Again, compare the $1,540 HP to the $3,800 Alienware, and the HP looks like a remarkable deal. Its scores on every test were either as good or better than the Alienware system. The Slimline also trounces Sony's non-HD, $1,600 VAIO TP1. It was no surprise that the Dell XPS 420 won on every test given its configuration. It's also a traditional full-tower desktop that you're more likely to use as your primary PC than the Slimline in its HD configuration. For the money, and compared to other home theater PCs, then, the Slimline is an outstanding performer. It will get you through photo editing and music file encoding with little trouble, and you might even be able to play a 3D game or two at modest settings.
The little things count, too.
For the rest of its features, the Slimline offers few surprises. The wireless RF mouse and keyboard are decidedly desktop-oriented and are fine for that purpose. We'd like to see HP offer a scaled-down keyboard, and perhaps a motion-sensitive mouse or remote for more living-room-friendly usage. Unlike other HP desktops, the Slimline's Pocket Media Drive slot sits unobtrusively on the bottom edge of the system, giving you room for removable extra storage but without cluttering up the inside of the systems. For other upgrades, you don't get a ton of room to work with. You'll have to opt for half-height expansion cards due to the size of the system, and you'll also need to replace the extant graphics and TV tuner cards. You'll also need to remove the optical drive to get at the memory and the one internal hard drive slot. Finally, we'd like to see 802.11n Wi-Fi become the de facto standard for potential living-room-based PCs, as streaming HD content over the HP's (and others') narrower 802.11a/b/g connections is less than ideal.
Software-wise, HP trumps Alienware here again with the integration of its HD player software with Windows Media Center. Simply, HP's works. Alienware's gave us all kinds of trouble, and sometimes just plain wouldn't function. The crapware icons, as usual with HP, are in full effect on the Slimline's desktop, coming in this time with eight or so offers for additional services and programs to buy. They're nothing you can't delete easily, but they're still a nuisance. There's also no equivalent of the Adobe Elements Studio like you'll find on Dell's systems these days, leaving HP without a Windows-based competitor to Apple's iLife digital-media-editing software.

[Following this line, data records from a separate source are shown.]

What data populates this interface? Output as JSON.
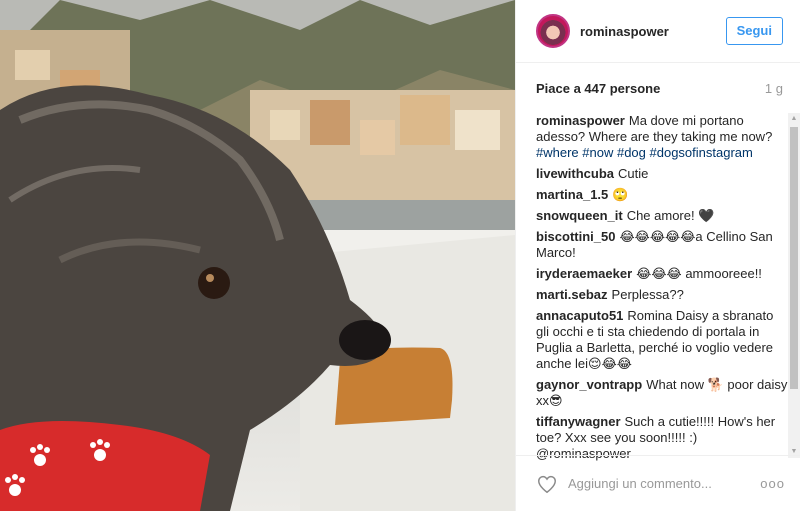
{
  "post": {
    "username": "rominaspower",
    "follow_label": "Segui",
    "likes_text": "Piace a 447 persone",
    "time_ago": "1 g",
    "caption": {
      "user": "rominaspower",
      "text": "Ma dove mi portano adesso? Where are they taking me now?",
      "hashtags": [
        "#where",
        "#now",
        "#dog",
        "#dogsofinstagram"
      ]
    }
  },
  "comments": [
    {
      "user": "livewithcuba",
      "text": "Cutie"
    },
    {
      "user": "martina_1.5",
      "text": "🙄"
    },
    {
      "user": "snowqueen_it",
      "text": "Che amore! 🖤"
    },
    {
      "user": "biscottini_50",
      "text": "😂😂😂😂😂a Cellino San Marco!"
    },
    {
      "user": "iryderaemaeker",
      "text": "😂😂😂 ammooreee!!"
    },
    {
      "user": "marti.sebaz",
      "text": "Perplessa??"
    },
    {
      "user": "annacaputo51",
      "text": "Romina Daisy a sbranato gli occhi e ti sta chiedendo di portala in Puglia a Barletta, perché io voglio vedere anche lei😌😂😂"
    },
    {
      "user": "gaynor_vontrapp",
      "text": "What now 🐕 poor daisy xx😎"
    },
    {
      "user": "tiffanywagner",
      "text": "Such a cutie!!!!! How's her toe? Xxx see you soon!!!!! :) @rominaspower"
    }
  ],
  "footer": {
    "placeholder": "Aggiungi un commento...",
    "more": "ooo"
  },
  "icons": {
    "heart": "heart-icon",
    "more": "more-options-icon"
  },
  "colors": {
    "link": "#3897f0",
    "hashtag": "#003569",
    "muted": "#999999"
  }
}
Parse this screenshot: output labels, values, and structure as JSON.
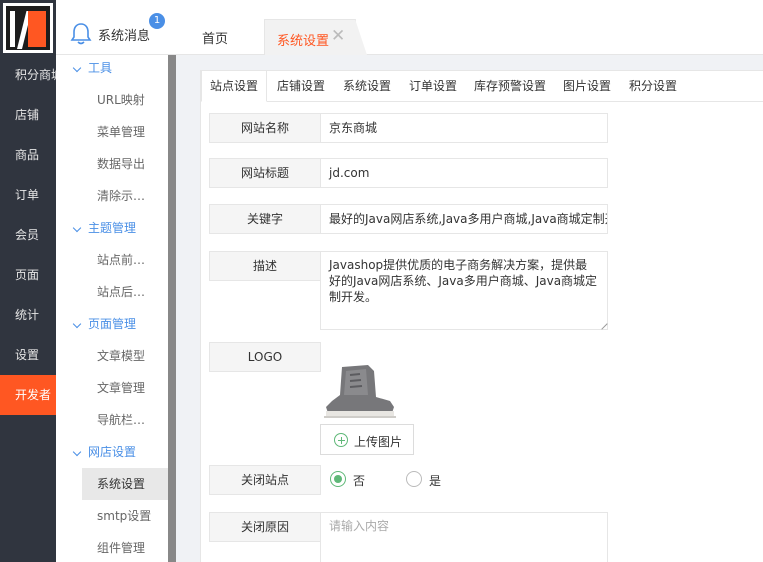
{
  "nav": {
    "items": [
      "积分商城",
      "店铺",
      "商品",
      "订单",
      "会员",
      "页面",
      "统计",
      "设置",
      "开发者"
    ],
    "active": "开发者"
  },
  "submenu": {
    "groups": [
      {
        "label": "工具",
        "items": [
          "URL映射",
          "菜单管理",
          "数据导出",
          "清除示…"
        ]
      },
      {
        "label": "主题管理",
        "items": [
          "站点前…",
          "站点后…"
        ]
      },
      {
        "label": "页面管理",
        "items": [
          "文章模型",
          "文章管理",
          "导航栏…"
        ]
      },
      {
        "label": "网店设置",
        "items": [
          "系统设置",
          "smtp设置",
          "组件管理"
        ]
      }
    ],
    "active": "系统设置"
  },
  "header": {
    "system_message": "系统消息",
    "badge_count": "1",
    "tabs": [
      {
        "label": "首页"
      },
      {
        "label": "系统设置",
        "close": "✕"
      }
    ]
  },
  "content_tabs": [
    "站点设置",
    "店铺设置",
    "系统设置",
    "订单设置",
    "库存预警设置",
    "图片设置",
    "积分设置"
  ],
  "form": {
    "site_name_label": "网站名称",
    "site_name_value": "京东商城",
    "site_title_label": "网站标题",
    "site_title_value": "jd.com",
    "keywords_label": "关键字",
    "keywords_value": "最好的Java网店系统,Java多用户商城,Java商城定制开发",
    "description_label": "描述",
    "description_value": "Javashop提供优质的电子商务解决方案，提供最好的Java网店系统、Java多用户商城、Java商城定制开发。",
    "logo_label": "LOGO",
    "upload_label": "上传图片",
    "close_site_label": "关闭站点",
    "close_site_options": [
      "否",
      "是"
    ],
    "close_site_selected": "否",
    "close_reason_label": "关闭原因",
    "close_reason_placeholder": "请输入内容"
  },
  "colors": {
    "accent": "#ff5722",
    "nav_bg": "#30353f",
    "link_blue": "#4a8fe6",
    "radio_green": "#5fb878"
  }
}
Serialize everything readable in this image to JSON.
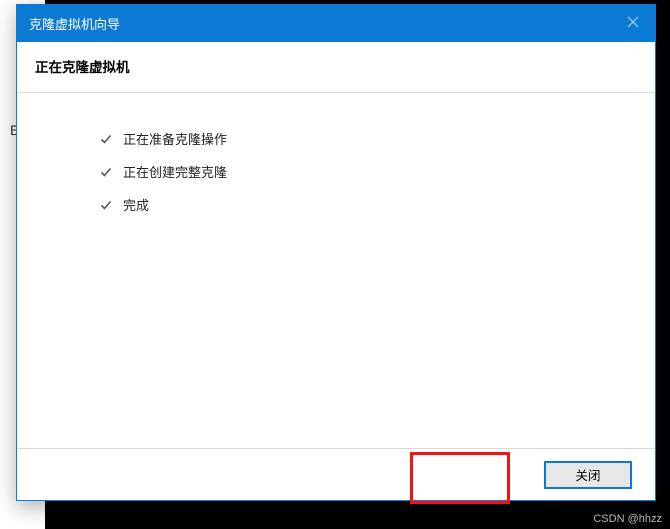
{
  "backdrop": {
    "left_char": "E"
  },
  "titlebar": {
    "title": "克隆虚拟机向导",
    "close_icon_name": "close-icon"
  },
  "header": {
    "title": "正在克隆虚拟机"
  },
  "steps": [
    {
      "label": "正在准备克隆操作",
      "status": "done"
    },
    {
      "label": "正在创建完整克隆",
      "status": "done"
    },
    {
      "label": "完成",
      "status": "done"
    }
  ],
  "footer": {
    "close_label": "关闭"
  },
  "highlight": {
    "description": "red-annotation-box-around-close-button",
    "color": "#f11414"
  },
  "watermark": "CSDN @hhzz"
}
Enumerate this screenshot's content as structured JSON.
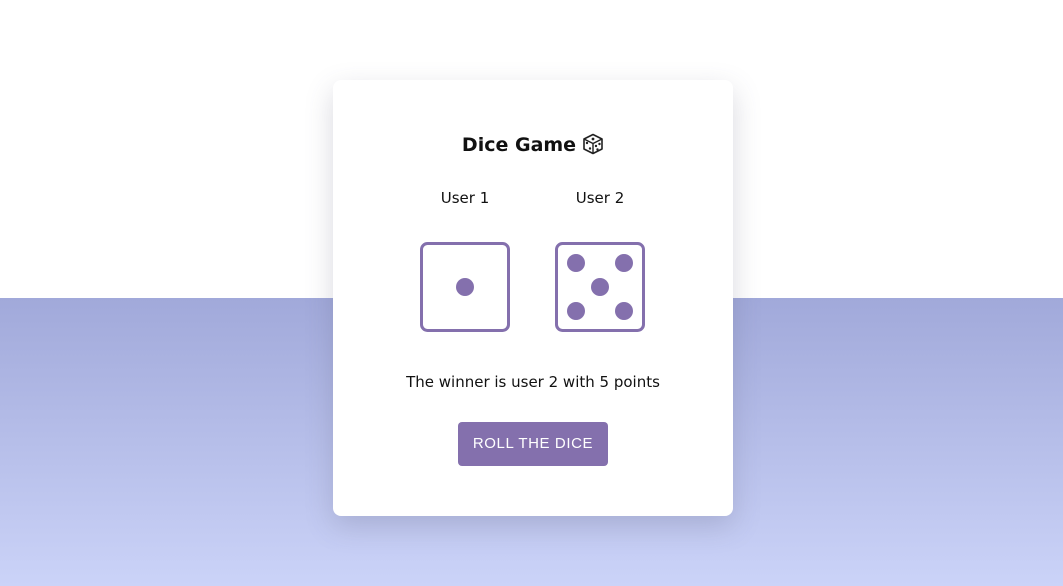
{
  "game": {
    "title": "Dice Game",
    "title_icon": "game-die-icon",
    "players": [
      {
        "label": "User 1",
        "die_value": 1
      },
      {
        "label": "User 2",
        "die_value": 5
      }
    ],
    "result_text": "The winner is user 2 with 5 points",
    "roll_button_label": "ROLL THE DICE"
  },
  "colors": {
    "accent": "#8470ad",
    "background_bottom_start": "#a1a9da",
    "background_bottom_end": "#cbd3f8",
    "card": "#ffffff"
  }
}
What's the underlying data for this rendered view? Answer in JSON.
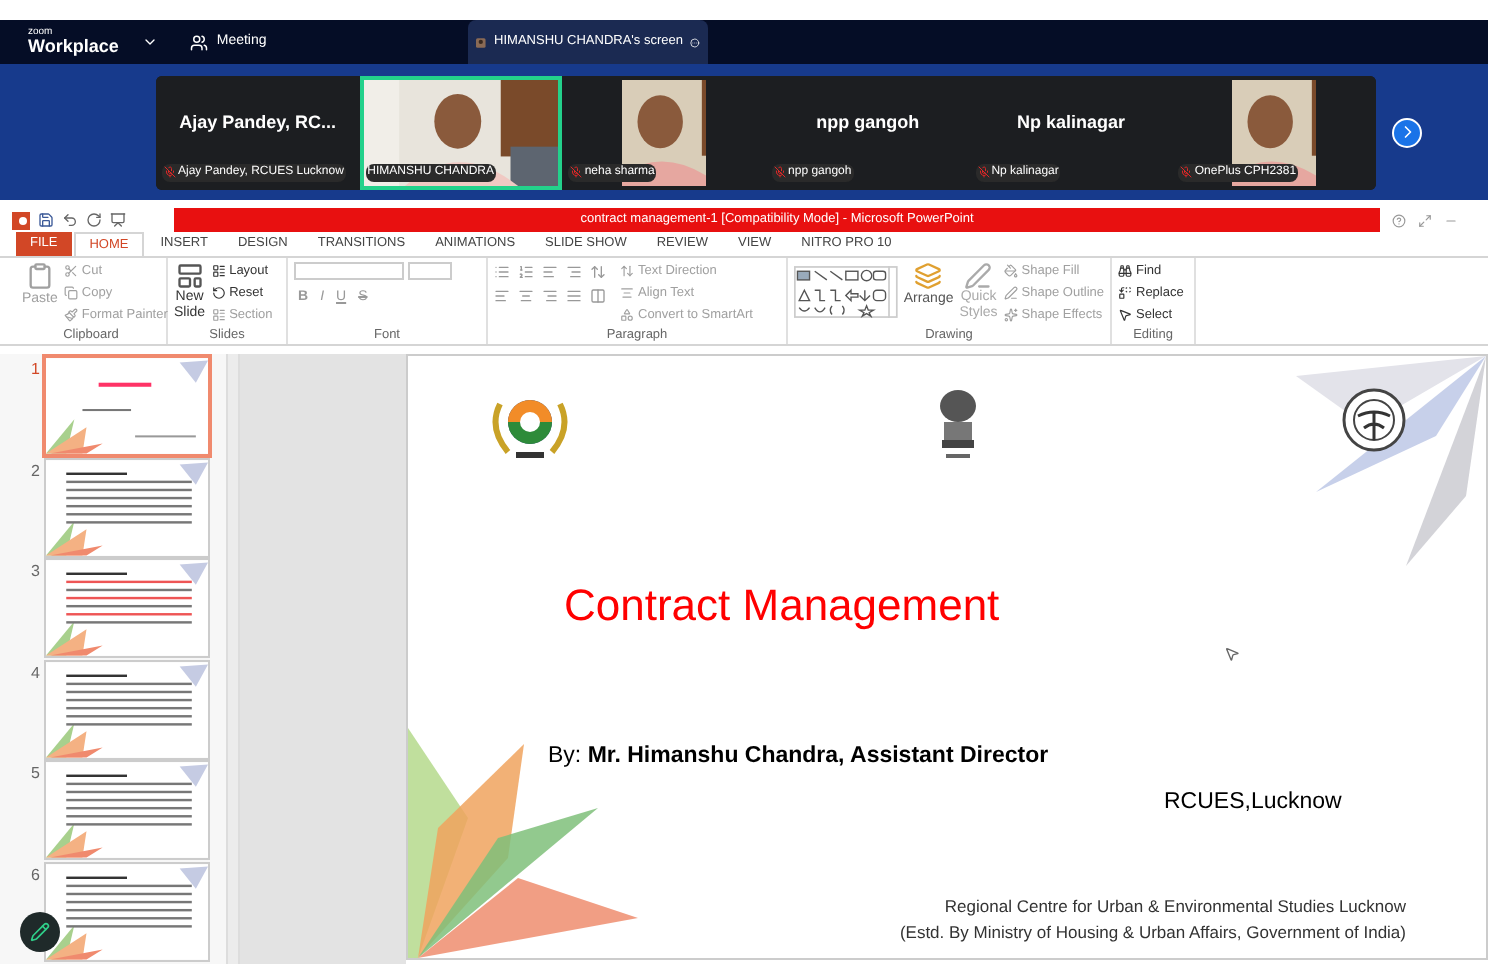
{
  "zoom": {
    "brand_small": "zoom",
    "brand": "Workplace",
    "meeting_label": "Meeting",
    "share_tab": "HIMANSHU CHANDRA's screen"
  },
  "participants": [
    {
      "display_name": "Ajay Pandey, RC...",
      "label": "Ajay Pandey, RCUES Lucknow",
      "muted": true,
      "speaking": false,
      "kind": "nocamera"
    },
    {
      "label": "HIMANSHU CHANDRA",
      "muted": false,
      "speaking": true,
      "kind": "camera"
    },
    {
      "label": "neha sharma",
      "muted": true,
      "speaking": false,
      "kind": "portrait"
    },
    {
      "display_name": "npp gangoh",
      "label": "npp gangoh",
      "muted": true,
      "speaking": false,
      "kind": "nocamera"
    },
    {
      "display_name": "Np kalinagar",
      "label": "Np kalinagar",
      "muted": true,
      "speaking": false,
      "kind": "nocamera"
    },
    {
      "label": "OnePlus CPH2381",
      "muted": true,
      "speaking": false,
      "kind": "portrait"
    }
  ],
  "powerpoint": {
    "title": "contract management-1 [Compatibility Mode] -  Microsoft PowerPoint",
    "tabs": [
      {
        "label": "FILE",
        "kind": "file",
        "selected": false
      },
      {
        "label": "HOME",
        "kind": "tab",
        "selected": true
      },
      {
        "label": "INSERT",
        "kind": "tab",
        "selected": false
      },
      {
        "label": "DESIGN",
        "kind": "tab",
        "selected": false
      },
      {
        "label": "TRANSITIONS",
        "kind": "tab",
        "selected": false
      },
      {
        "label": "ANIMATIONS",
        "kind": "tab",
        "selected": false
      },
      {
        "label": "SLIDE SHOW",
        "kind": "tab",
        "selected": false
      },
      {
        "label": "REVIEW",
        "kind": "tab",
        "selected": false
      },
      {
        "label": "VIEW",
        "kind": "tab",
        "selected": false
      },
      {
        "label": "NITRO PRO 10",
        "kind": "tab",
        "selected": false
      }
    ],
    "clipboard": {
      "group": "Clipboard",
      "paste": {
        "label": "Paste",
        "disabled": true
      },
      "commands": [
        {
          "label": "Cut",
          "disabled": true
        },
        {
          "label": "Copy",
          "disabled": true
        },
        {
          "label": "Format Painter",
          "disabled": true
        }
      ]
    },
    "slides": {
      "group": "Slides",
      "new_slide": [
        "New",
        "Slide"
      ],
      "commands": [
        {
          "label": "Layout",
          "disabled": false
        },
        {
          "label": "Reset",
          "disabled": false
        },
        {
          "label": "Section",
          "disabled": true
        }
      ]
    },
    "font": {
      "group": "Font",
      "buttons": [
        "B",
        "I",
        "U",
        "S"
      ]
    },
    "paragraph": {
      "group": "Paragraph",
      "commands": [
        {
          "label": "Text Direction",
          "disabled": true
        },
        {
          "label": "Align Text",
          "disabled": true
        },
        {
          "label": "Convert to SmartArt",
          "disabled": true
        }
      ]
    },
    "drawing": {
      "group": "Drawing",
      "arrange": "Arrange",
      "quick_styles": [
        "Quick",
        "Styles"
      ],
      "commands": [
        {
          "label": "Shape Fill",
          "disabled": true
        },
        {
          "label": "Shape Outline",
          "disabled": true
        },
        {
          "label": "Shape Effects",
          "disabled": true
        }
      ]
    },
    "editing": {
      "group": "Editing",
      "commands": [
        {
          "label": "Find",
          "disabled": false
        },
        {
          "label": "Replace",
          "disabled": false
        },
        {
          "label": "Select",
          "disabled": false
        }
      ]
    },
    "thumbnails": [
      {
        "number": "1",
        "selected": true
      },
      {
        "number": "2",
        "selected": false
      },
      {
        "number": "3",
        "selected": false
      },
      {
        "number": "4",
        "selected": false
      },
      {
        "number": "5",
        "selected": false
      },
      {
        "number": "6",
        "selected": false
      }
    ],
    "slide": {
      "title": "Contract Management",
      "byline": "By: **Mr. Himanshu Chandra, Assistant Director**",
      "place": "RCUES,Lucknow",
      "footer": [
        "Regional Centre for Urban & Environmental Studies Lucknow",
        "(Estd. By Ministry of Housing & Urban Affairs, Government of India)"
      ]
    }
  }
}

HP's support is among the best in the industry, at least in depth if not length. The one-year parts-and-labor coverage and 24-7 toll-free phone support fits right in with the industry standard, no more, no less. Online, you'll find the usual raft of support help, from driver downloads, tech chat options and other features. We also like HP's TotalCare software that comes on each system and provides you with easy-to-understand system information to help you diagnose problems yourself and prevent them before they happen, both without requiring a working Web connection.
Find out more about how we test desktops.
Windows Vista Home Premium; 2.4GHz AMD Athlon 64 X2 4600; 2GB 800MHz DDR2 SDRAM; 256MB ATI Radeon HD 2400 XT graphics card; two 1TB 7,200rpm hard drives
Apple Mac Mini
Apple OS X; 2.0GHz Intel Core 2 Duo; 1GB 667MHz DDR2 SDRAM; 64MB (shared) Intel GMA 950 integrated graphics chip; 120GB 5,400rpm Hitachi hard drive
Dell XPS 420
Windows Vista Home Premium; 2.4GHz Intel Core 2 Quad Q6600; 2GB 800MHz DDR2 SDRAM, 256MB Nvidia GeForce 8600 GT graphics card; two 320GB 7,200rpm Western Digital hard drives
HP Pavilion Slimline s3200t
Windows Vista Home Premium; 2.2GHz Intel Core 2 Duo E4500; 2GB 667MHz DDR2 SDRAM; 256MB Nvidia GeForce 8500 GT; 500GB 7,200rpm Samsung hard drive
Sony VAIO TP1 Living Room PC
Windows Vista Home Premium; 1.83GHz Intel Core 2 Duo T5600; 2GB 667MHz DDR2 SDRAM; 32MB (shared) Intel 945GM integrated graphics chip; 300GB 7,200rpm Seagate hard drive